- To help with Sensory Modulation, you can still use high affect, but in a slow, quiet, calm manner along with dim lights, Mozart in the background, and/or slow movements to balance the child in overdrive. This is another way of co-regulating with your child because in overdrive they are dysregulated. We also need to help the child to figure out how to self-modulate. We can say, “I can see you’re not talking so loud anymore” to give them body awareness so they can be aware of what it feels like when they’re coming down from sympathetic nervous system overdrive.
- For children like our own son who is very often up-regulated, or in sympathetic nervous system overdrive, and have a hard time calming themselves down, Maude recommends a headphone set called Forbrain for 15-20 minutes in the morning and evening. It retrains the way you process information by enhancing specific patterns of the user’s voice, delivering the user’s voice directly via bone structure leaving your ears free to perceive external sounds. The bone conduction is automatically calming on the vestibular system and really supports the over arousal. Find out more about it by watching this VIDEO. You can order Forbrain here.
Links for more information
See Maude’s clinic’s website: A Total Approach which has a great detailed description of sensory processing and a special section on the Autism Spectrum.
Buy a copy of Maude’s book Our Greatest Allies which describes the journey of one child with the parent telling her story and Maude telling the clinical story, describing what the journey of development can do for a child with ASD.
Find many great blogs, tips, and printable downloads from The Inspired Treehouse which is a website that Maude is not involved with, but that we’ve found helpful for sensory processing information.
Sensory Processing Nuts and Bolts
A series of 7 webinars of 1 hour each that take you through a tour of sensory systems with assessment and intervention ideas. For professionals and parents.
These webinars will cover some theory and understanding of the different sensory systems, though the focus would be on how each system relates to the other in order to achieve fuller integration. It is not enough to ensure function in a specific system. The student still needs to be able to put it together when going back to the classroom. The clinician will find aspects to ponder in unusual and tough situations and the parent will gain understanding of what their child is going through. Intervention ideas will be shared as well.
Maude's Meltdown Recipe
Learn an effective way of dealing with tough moments that will decrease power struggles, increase understanding, and keep relationships intact.
For both parents and professionals.
Does this week’s podcast and blog help you understand the sensory processing challenges your child faces a bit better? Do you feel a bit more empowered about how to begin to help your child through these challenges? Please share any comments or questions you have in the Comments section below. Also, if you found this helpful, please share this post by clicking on the Facebook or Twitter buttons below.

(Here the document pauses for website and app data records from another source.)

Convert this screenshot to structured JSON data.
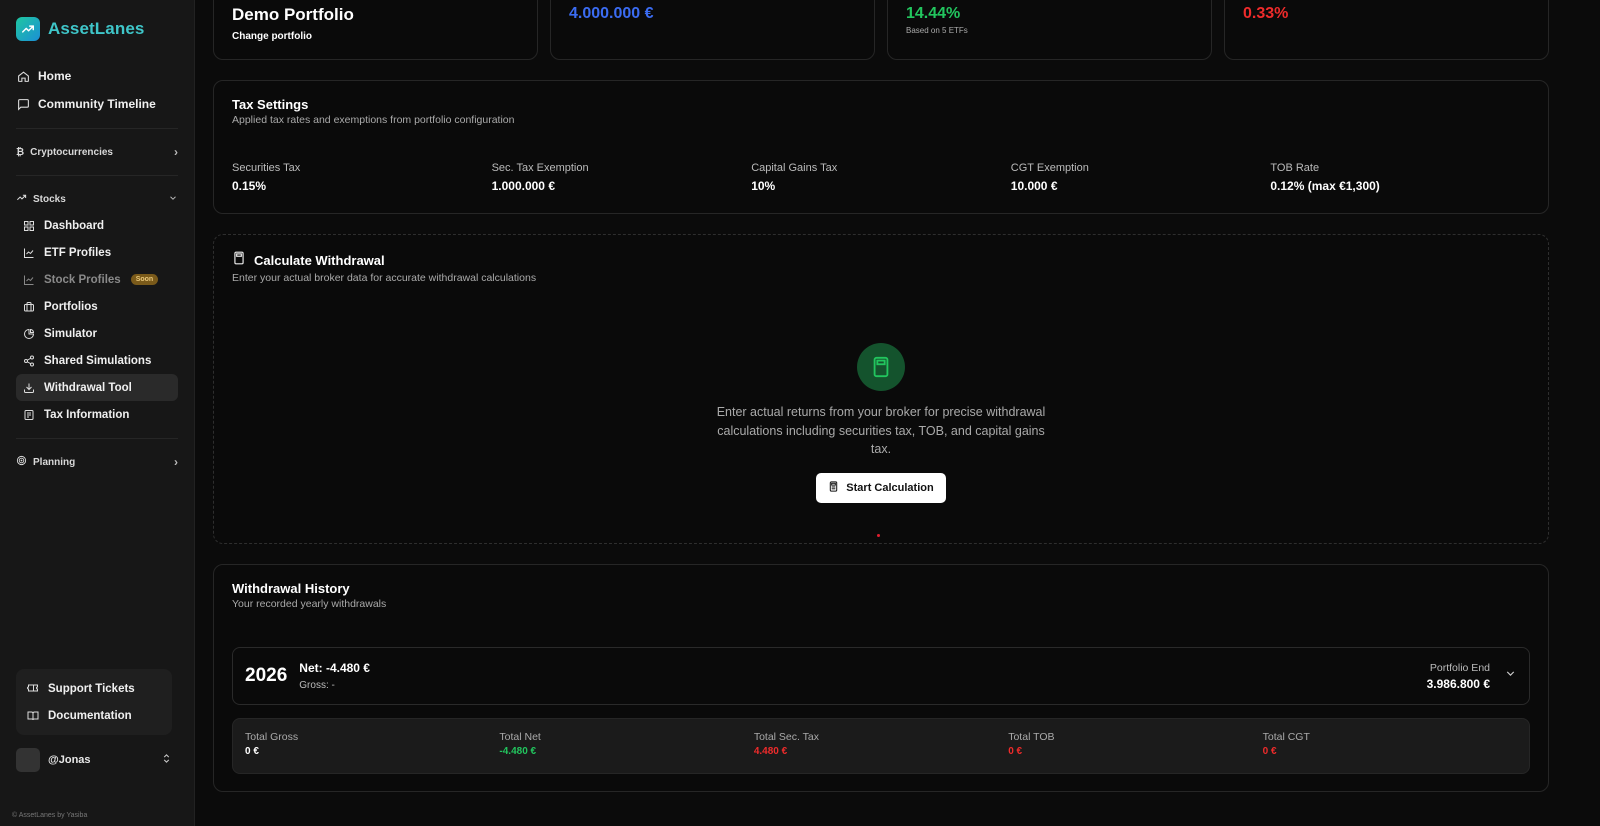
{
  "brand": {
    "name": "AssetLanes"
  },
  "nav": {
    "home": "Home",
    "community": "Community Timeline",
    "crypto": "Cryptocurrencies",
    "stocks": "Stocks",
    "stocks_items": [
      {
        "label": "Dashboard"
      },
      {
        "label": "ETF Profiles"
      },
      {
        "label": "Stock Profiles",
        "badge": "Soon"
      },
      {
        "label": "Portfolios"
      },
      {
        "label": "Simulator"
      },
      {
        "label": "Shared Simulations"
      },
      {
        "label": "Withdrawal Tool"
      },
      {
        "label": "Tax Information"
      }
    ],
    "planning": "Planning",
    "support": "Support Tickets",
    "docs": "Documentation"
  },
  "user": {
    "name": "@Jonas"
  },
  "copyright": "© AssetLanes by Yasiba",
  "top_cards": {
    "portfolio_title": "Demo Portfolio",
    "change_portfolio": "Change portfolio",
    "value": "4.000.000 €",
    "return_value": "14.44%",
    "return_note": "Based on 5 ETFs",
    "ter_value": "0.33%"
  },
  "tax_settings": {
    "title": "Tax Settings",
    "desc": "Applied tax rates and exemptions from portfolio configuration",
    "items": [
      {
        "label": "Securities Tax",
        "value": "0.15%"
      },
      {
        "label": "Sec. Tax Exemption",
        "value": "1.000.000 €"
      },
      {
        "label": "Capital Gains Tax",
        "value": "10%"
      },
      {
        "label": "CGT Exemption",
        "value": "10.000 €"
      },
      {
        "label": "TOB Rate",
        "value": "0.12% (max €1,300)"
      }
    ]
  },
  "calculate": {
    "title": "Calculate Withdrawal",
    "desc": "Enter your actual broker data for accurate withdrawal calculations",
    "text": "Enter actual returns from your broker for precise withdrawal calculations including securities tax, TOB, and capital gains tax.",
    "button": "Start Calculation"
  },
  "history": {
    "title": "Withdrawal History",
    "desc": "Your recorded yearly withdrawals",
    "row": {
      "year": "2026",
      "net": "Net: -4.480 €",
      "gross": "Gross: -",
      "portfolio_end_label": "Portfolio End",
      "portfolio_end_value": "3.986.800 €"
    },
    "totals": [
      {
        "label": "Total Gross",
        "value": "0 €",
        "color": "#ffffff"
      },
      {
        "label": "Total Net",
        "value": "-4.480 €",
        "color": "#22c55e"
      },
      {
        "label": "Total Sec. Tax",
        "value": "4.480 €",
        "color": "#ef2b2b"
      },
      {
        "label": "Total TOB",
        "value": "0 €",
        "color": "#ef2b2b"
      },
      {
        "label": "Total CGT",
        "value": "0 €",
        "color": "#ef2b2b"
      }
    ]
  }
}
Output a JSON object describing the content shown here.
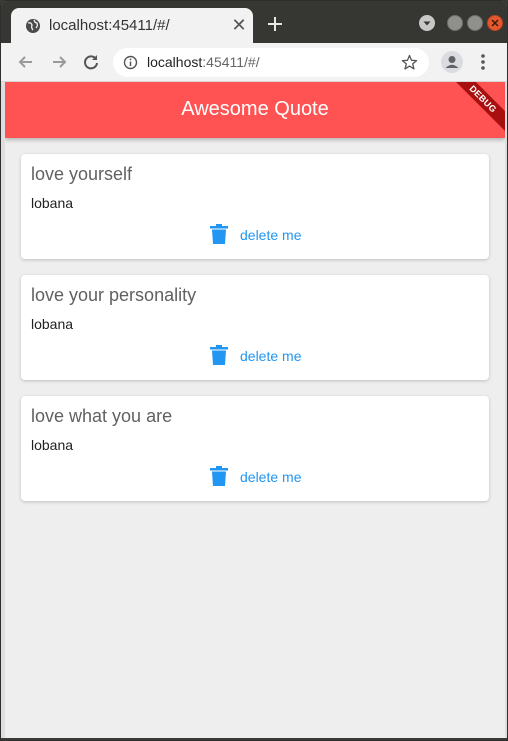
{
  "browser": {
    "tab_title": "localhost:45411/#/",
    "url_host": "localhost",
    "url_rest": ":45411/#/",
    "tab_close": "✕",
    "icons": {
      "favicon": "globe-icon",
      "new_tab": "plus-icon",
      "back": "arrow-left-icon",
      "forward": "arrow-right-icon",
      "reload": "reload-icon",
      "info": "info-icon",
      "bookmark": "star-icon",
      "profile": "profile-icon",
      "menu": "kebab-menu-icon"
    }
  },
  "app": {
    "title": "Awesome Quote",
    "debug_banner": "DEBUG",
    "accent_color": "#ff5252",
    "action_color": "#2196f3",
    "quotes": [
      {
        "text": "love yourself",
        "author": "lobana",
        "delete_label": "delete me"
      },
      {
        "text": "love your personality",
        "author": "lobana",
        "delete_label": "delete me"
      },
      {
        "text": "love what you are",
        "author": "lobana",
        "delete_label": "delete me"
      }
    ]
  }
}
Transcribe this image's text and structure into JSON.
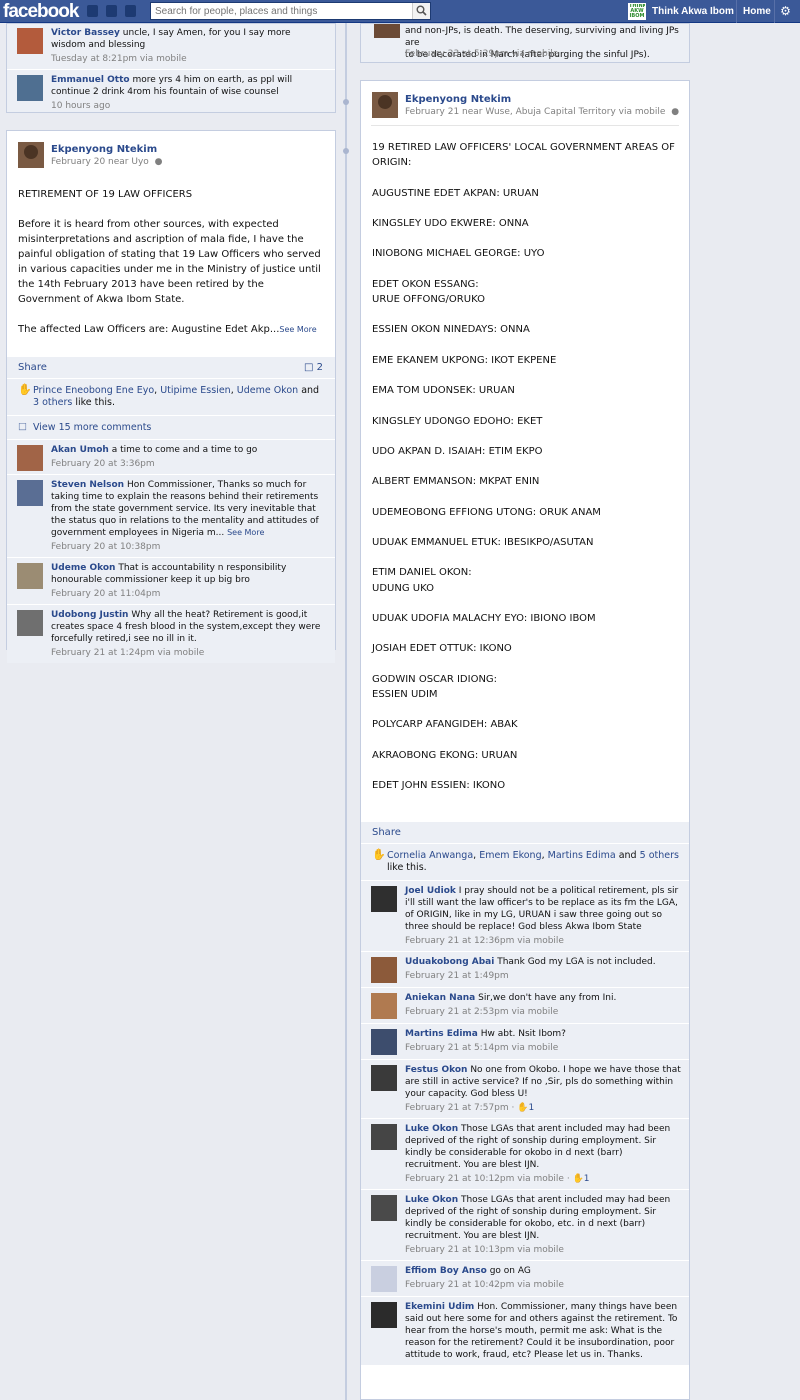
{
  "topbar": {
    "logo": "facebook",
    "search_placeholder": "Search for people, places and things",
    "page_name": "Think Akwa Ibom",
    "page_thumb_text": "THINK AKW IBOM",
    "home": "Home",
    "settings_icon": "gear-icon"
  },
  "left_top_comments": [
    {
      "name": "Victor Bassey",
      "text": "uncle, I say Amen, for you I say more wisdom and blessing",
      "meta": "Tuesday at 8:21pm via mobile"
    },
    {
      "name": "Emmanuel Otto",
      "text": "more yrs 4 him on earth, as ppl will continue 2 drink 4rom his fountain of wise counsel",
      "meta": "10 hours ago"
    }
  ],
  "right_top_fragment": {
    "lines": [
      "and non-JPs, is death. The deserving, surviving and living JPs are",
      "to be decorated in March (after purging the sinful JPs)."
    ],
    "meta": "February 23 at 5:29pm via mobile"
  },
  "post1": {
    "author": "Ekpenyong Ntekim",
    "meta": "February 20 near Uyo",
    "title": "RETIREMENT OF 19 LAW OFFICERS",
    "paragraph1": "Before it is heard from other sources, with expected misinterpretations and ascription of mala fide, I have the painful obligation of stating that 19 Law Officers who served in various capacities under me in the Ministry of justice until the 14th February 2013 have been retired by the Government of Akwa Ibom State.",
    "paragraph2": "The affected Law Officers are: Augustine Edet Akp...",
    "see_more": "See More",
    "share": "Share",
    "comment_count": "2",
    "likes": {
      "names": [
        "Prince Eneobong Ene Eyo",
        "Utipime Essien",
        "Udeme Okon"
      ],
      "and": "and",
      "others": "3 others",
      "suffix": "like this."
    },
    "view_more": "View 15 more comments",
    "comments": [
      {
        "name": "Akan Umoh",
        "text": "a time to come and a time to go",
        "meta": "February 20 at 3:36pm",
        "see_more": ""
      },
      {
        "name": "Steven Nelson",
        "text": "Hon Commissioner, Thanks so much for taking time to explain the reasons behind their retirements from the state government service. Its very inevitable that the status quo in relations to the mentality and attitudes of government employees in Nigeria m...",
        "meta": "February 20 at 10:38pm",
        "see_more": "See More"
      },
      {
        "name": "Udeme Okon",
        "text": "That is accountability n responsibility honourable commissioner keep it up big bro",
        "meta": "February 20 at 11:04pm",
        "see_more": ""
      },
      {
        "name": "Udobong Justin",
        "text": "Why all the heat? Retirement is good,it creates space 4 fresh blood in the system,except they were forcefully retired,i see no ill in it.",
        "meta": "February 21 at 1:24pm via mobile",
        "see_more": ""
      }
    ]
  },
  "post2": {
    "author": "Ekpenyong Ntekim",
    "meta": "February 21 near Wuse, Abuja Capital Territory via mobile",
    "heading": [
      "19 RETIRED LAW OFFICERS' LOCAL GOVERNMENT AREAS OF",
      "ORIGIN:"
    ],
    "officers": [
      [
        "AUGUSTINE EDET AKPAN: URUAN"
      ],
      [
        "KINGSLEY UDO EKWERE: ONNA"
      ],
      [
        "INIOBONG MICHAEL GEORGE: UYO"
      ],
      [
        "EDET OKON ESSANG:",
        "URUE OFFONG/ORUKO"
      ],
      [
        "ESSIEN OKON NINEDAYS: ONNA"
      ],
      [
        "EME EKANEM UKPONG: IKOT EKPENE"
      ],
      [
        "EMA TOM UDONSEK: URUAN"
      ],
      [
        "KINGSLEY UDONGO EDOHO: EKET"
      ],
      [
        "UDO AKPAN D. ISAIAH: ETIM EKPO"
      ],
      [
        "ALBERT EMMANSON: MKPAT ENIN"
      ],
      [
        "UDEMEOBONG EFFIONG UTONG: ORUK ANAM"
      ],
      [
        "UDUAK EMMANUEL ETUK: IBESIKPO/ASUTAN"
      ],
      [
        "ETIM DANIEL OKON:",
        "UDUNG UKO"
      ],
      [
        "UDUAK UDOFIA MALACHY EYO: IBIONO IBOM"
      ],
      [
        "JOSIAH EDET OTTUK: IKONO"
      ],
      [
        "GODWIN OSCAR IDIONG:",
        "ESSIEN UDIM"
      ],
      [
        "POLYCARP AFANGIDEH: ABAK"
      ],
      [
        "AKRAOBONG EKONG: URUAN"
      ],
      [
        "EDET JOHN ESSIEN: IKONO"
      ]
    ],
    "share": "Share",
    "likes": {
      "names": [
        "Cornelia Anwanga",
        "Emem Ekong",
        "Martins Edima"
      ],
      "and": "and",
      "others": "5 others",
      "suffix": "like this."
    },
    "comments": [
      {
        "name": "Joel Udiok",
        "text": "I pray should not be a political retirement, pls sir i'll still want the law officer's to be replace as its fm the LGA, of ORIGIN, like in my LG, URUAN i saw three going out so three should be replace! God bless Akwa Ibom State",
        "meta": "February 21 at 12:36pm via mobile",
        "likes": ""
      },
      {
        "name": "Uduakobong Abai",
        "text": "Thank God my LGA is not included.",
        "meta": "February 21 at 1:49pm",
        "likes": ""
      },
      {
        "name": "Aniekan Nana",
        "text": "Sir,we don't have any from Ini.",
        "meta": "February 21 at 2:53pm via mobile",
        "likes": ""
      },
      {
        "name": "Martins Edima",
        "text": "Hw abt. Nsit Ibom?",
        "meta": "February 21 at 5:14pm via mobile",
        "likes": ""
      },
      {
        "name": "Festus Okon",
        "text": "No one from Okobo. I hope we have those that are still in active service? If no ,Sir, pls do something within your capacity. God bless U!",
        "meta": "February 21 at 7:57pm",
        "likes": "1"
      },
      {
        "name": "Luke Okon",
        "text": "Those LGAs that arent included may had been deprived of the right of sonship during employment. Sir kindly be considerable for okobo in d next (barr) recruitment. You are blest IJN.",
        "meta": "February 21 at 10:12pm via mobile",
        "likes": "1"
      },
      {
        "name": "Luke Okon",
        "text": "Those LGAs that arent included may had been deprived of the right of sonship during employment. Sir kindly be considerable for okobo, etc. in d next (barr) recruitment. You are blest IJN.",
        "meta": "February 21 at 10:13pm via mobile",
        "likes": ""
      },
      {
        "name": "Effiom Boy Anso",
        "text": "go on AG",
        "meta": "February 21 at 10:42pm via mobile",
        "likes": ""
      },
      {
        "name": "Ekemini Udim",
        "text": "Hon. Commissioner, many things have been said out here some for and others against the retirement. To hear from the horse's mouth, permit me ask: What is the reason for the retirement? Could it be insubordination, poor attitude to work, fraud, etc? Please let us in. Thanks.",
        "meta": "",
        "likes": ""
      }
    ]
  }
}
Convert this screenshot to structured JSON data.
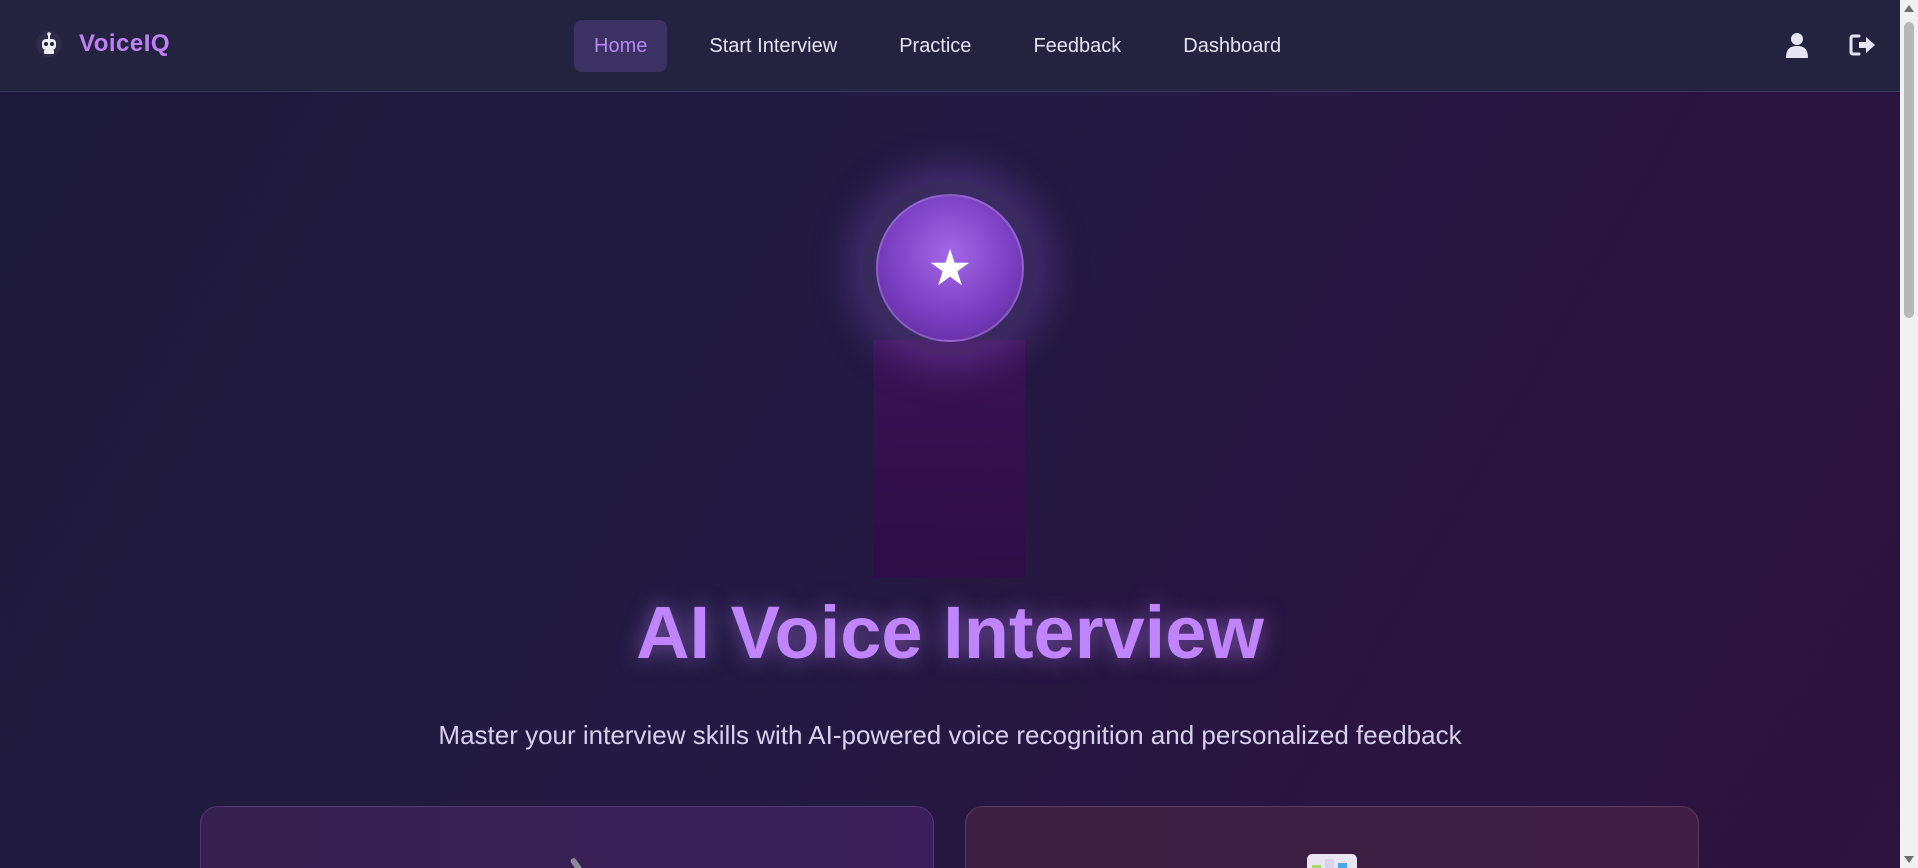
{
  "brand": {
    "name": "VoiceIQ",
    "icon": "robot-icon"
  },
  "nav": {
    "items": [
      {
        "label": "Home",
        "active": true
      },
      {
        "label": "Start Interview",
        "active": false
      },
      {
        "label": "Practice",
        "active": false
      },
      {
        "label": "Feedback",
        "active": false
      },
      {
        "label": "Dashboard",
        "active": false
      }
    ],
    "icons": [
      "user-icon",
      "logout-icon"
    ]
  },
  "hero": {
    "icon": "star-icon",
    "title": "AI Voice Interview",
    "subtitle": "Master your interview skills with AI-powered voice recognition and personalized feedback"
  },
  "cards": [
    {
      "icon": "microphone-icon"
    },
    {
      "icon": "dashboard-icon"
    }
  ],
  "colors": {
    "accent": "#c084fc",
    "nav_background": "#232340",
    "active_nav_background": "#3b3162",
    "page_background": "#1e1a3a"
  }
}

Until next time… here’s to affecting autism through playful interactions!